Jump to ContentJump to Main Navigation
Palliative Care in the Home$

Derek Doyle and David Jeffrey

Print publication date: 2000

Print ISBN-13: 9780192632272

Published to Oxford Scholarship Online: November 2011

DOI: 10.1093/acprof:oso/9780192632272.001.0001

Show Summary Details
Page of

PRINTED FROM OXFORD SCHOLARSHIP ONLINE (www.oxfordscholarship.com). (c) Copyright Oxford University Press, 2017. All Rights Reserved. Under the terms of the licence agreement, an individual user may print out a PDF of a single chapter of a monograph in OSO for personal use (for details see http://www.oxfordscholarship.com/page/privacy-policy). Subscriber: null; date: 26 February 2017

(p.162) Appendix 4 Setting up a syringe driver

(p.162) Appendix 4 Setting up a syringe driver

Source:
Palliative Care in the Home
Publisher:
Oxford University Press

There are two syringe drivers in use in palliative care:

  • Graseby Model MS 26, which is calibrated in millimetres per day and is the most commonly used in palliative care

  • Graseby Model MS 16, which is calibrated in millimetres per hour

Providers of palliative care both in hospital and in the community should evolve a common syringe-driver policy which uses one of the above. Having two different types of syringe drivers available in a practice can lead to drug administration errors.

  • The boost button is useful to check the function of the driver and is not a means of giving breakthrough subcutaneous analgesia.

  • A 10 ml, 20 ml, or rarely a 30 ml syringe can be used. The commonest size is a 10 ml syringe.

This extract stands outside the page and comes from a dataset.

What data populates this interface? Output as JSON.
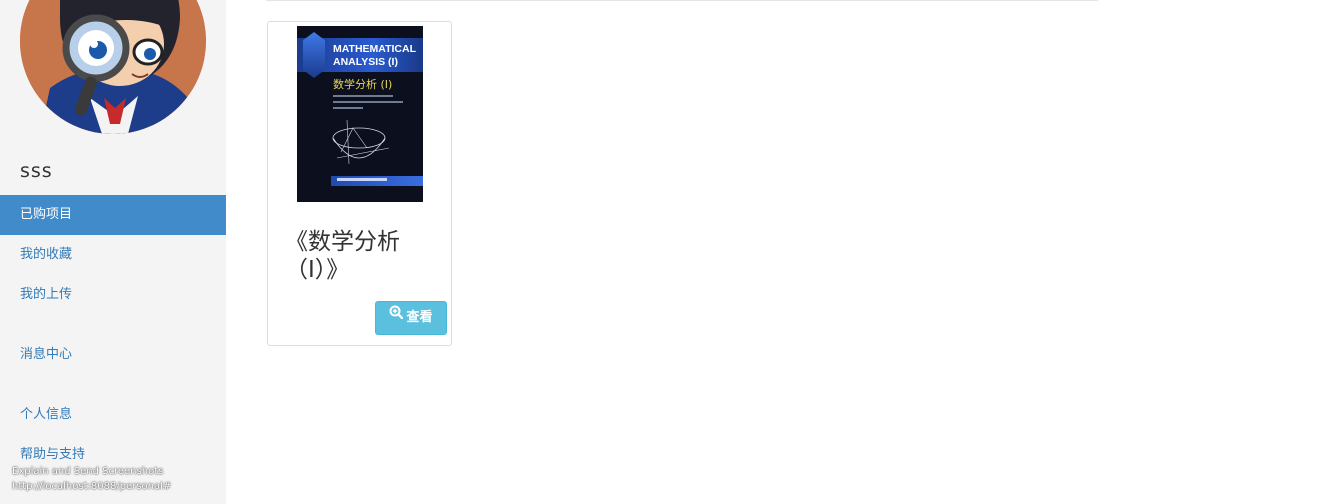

  • The syringe-driver setting chosen is the distance the plunger of the syringe will travel in 1 day for the MS26 and in 1 hour for the MS16.

  • The speed is set at 48 mm per hour on the MS26 and 2 mm per hour on the MS16.

  • The butterfly needle is inserted subcutaneously in the anterior abdominal wall, upper chest wall, or upper arm, and is held in. place with adhesive film such as Tegaderm.

  • The battery is inserted and the booster button pressed to check function.

  • The drugs require changing every 24 hours.

  • The patient and relative should be educated to check that the driver is functioning.

  • The site of infusion is inspected daily and changed every 3 days, or earlier if any redness is developing.

(p.163) Troubleshooting

  • Cannula blockage-change the cannula

  • Leaking tubing-again replace

  • Blocked tube due to drug precipitation-review drug combination, consider dilution using larger volume syringe

  • Syringe may become dislodged if dropped-reposition

  • Battery failure-s-replace

  • Inspect skin site for local irritation-change site

  • Remember that syringe pumps are not waterproof-they need disconnecting if the patient is having a shower.

  • Readers are referred to Dickman, A., Littlewood, C. and Varga J. “he Syringe Driver” Oxford University Press, 2002, for detailed information about syringe drivers and their use.

(p.164)